VR = Virtual Reality

The term Virtual Reality is used to describe a 3-dimensional, computer generated environment which can be explored and interacted with by a person. That person is immersed within the virtual world and is able to manipulate the computer generated environment, e.g. lift up a virtual coffe cup. With computer screens, tablets and smartphones we have a window through which we can look inside the amazing landscapes of virtual worlds.

For long expensive VR technology like complex Head Mounted Displays (HMD) was needed to let people actually step inside the virtual world and experience it first-hand. Now advanced and cheaper solutions like Oculus Rift or the Google Cardboard allow everyone to get the real virtual reality feeling. Most current virtual reality worlds are primary focused on the visual experience, but some simulations include additional sensory information like for example sounds through speakers or headphones, or even tactile information.

How does this technology work?

A person can enter a computer generated virtual 3D world by wearing a Head Mounted Display. The user's head movements are detected via sensors in his HMD and the view is changed accordingly. This way the user can follow his instincts while exploring a new virtual world or new parts of an environment. He can naturally look and move around freely, while studying a virtual world or single objects from different sides and angles.

VR through the ages

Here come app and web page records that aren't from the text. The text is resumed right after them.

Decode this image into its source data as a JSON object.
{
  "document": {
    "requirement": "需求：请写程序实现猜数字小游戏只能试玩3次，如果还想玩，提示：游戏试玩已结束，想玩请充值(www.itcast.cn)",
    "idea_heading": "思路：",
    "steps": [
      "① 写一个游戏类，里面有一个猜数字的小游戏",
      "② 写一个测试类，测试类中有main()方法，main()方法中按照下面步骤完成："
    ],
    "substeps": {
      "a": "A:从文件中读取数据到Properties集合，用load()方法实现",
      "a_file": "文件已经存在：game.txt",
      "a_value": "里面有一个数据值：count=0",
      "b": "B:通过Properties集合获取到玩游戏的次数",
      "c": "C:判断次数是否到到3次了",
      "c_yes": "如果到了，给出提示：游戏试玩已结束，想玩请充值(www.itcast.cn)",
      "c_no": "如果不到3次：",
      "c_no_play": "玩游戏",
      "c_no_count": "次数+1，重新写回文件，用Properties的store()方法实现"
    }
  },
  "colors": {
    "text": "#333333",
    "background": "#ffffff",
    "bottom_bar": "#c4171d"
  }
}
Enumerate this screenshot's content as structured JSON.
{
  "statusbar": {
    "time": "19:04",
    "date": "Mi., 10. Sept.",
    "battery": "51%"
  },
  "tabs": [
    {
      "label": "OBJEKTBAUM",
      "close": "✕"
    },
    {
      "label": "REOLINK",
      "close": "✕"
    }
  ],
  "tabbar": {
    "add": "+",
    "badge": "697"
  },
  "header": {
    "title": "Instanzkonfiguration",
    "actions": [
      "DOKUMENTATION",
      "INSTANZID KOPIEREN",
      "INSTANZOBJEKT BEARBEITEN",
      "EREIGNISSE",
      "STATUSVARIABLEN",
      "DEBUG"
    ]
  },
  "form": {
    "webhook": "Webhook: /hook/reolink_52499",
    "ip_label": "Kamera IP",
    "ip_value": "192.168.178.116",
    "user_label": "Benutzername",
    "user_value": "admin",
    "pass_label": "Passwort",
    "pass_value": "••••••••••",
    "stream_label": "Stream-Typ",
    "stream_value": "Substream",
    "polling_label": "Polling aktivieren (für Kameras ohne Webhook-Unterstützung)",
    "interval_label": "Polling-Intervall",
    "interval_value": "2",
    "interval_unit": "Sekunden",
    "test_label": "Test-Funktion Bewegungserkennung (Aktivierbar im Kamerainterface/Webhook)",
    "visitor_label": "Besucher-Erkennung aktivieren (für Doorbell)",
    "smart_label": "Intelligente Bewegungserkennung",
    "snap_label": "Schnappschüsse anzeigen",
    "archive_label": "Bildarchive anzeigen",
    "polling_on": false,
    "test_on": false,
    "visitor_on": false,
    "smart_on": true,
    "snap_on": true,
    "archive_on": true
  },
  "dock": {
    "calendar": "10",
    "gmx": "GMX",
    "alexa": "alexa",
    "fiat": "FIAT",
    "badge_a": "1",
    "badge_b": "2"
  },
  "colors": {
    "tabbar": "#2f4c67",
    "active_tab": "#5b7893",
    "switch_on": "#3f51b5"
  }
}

Virtual Reality has been around for a few decades; In 1968 Ivan Sutherland and his student Bob Sproull created what is widely considerer to be the first VR and AR Head Mounted Display system. The HMD was so heavy that it had to be mounted on the ceiling, besides the graphics comprising the virtual environment were simple wire-frame model rooms, therefore it lacked realism.

The term "Virtual Reality" was popularized in the 1980s by Jaron Lanier and some VR hardware entered the world market in the 1990s. This hardware was generally expensive and unwieldy, besides the screen resolution and rendering was not sufficient to provide a convincing virtual experience which resulted in the technology not taking off.

Only during the last few years VR started to become a "big thing". With new technology - e.g. Oculus Rift - providing an impressive and immersive user experience the great possibilities of virtual reality are finally explored.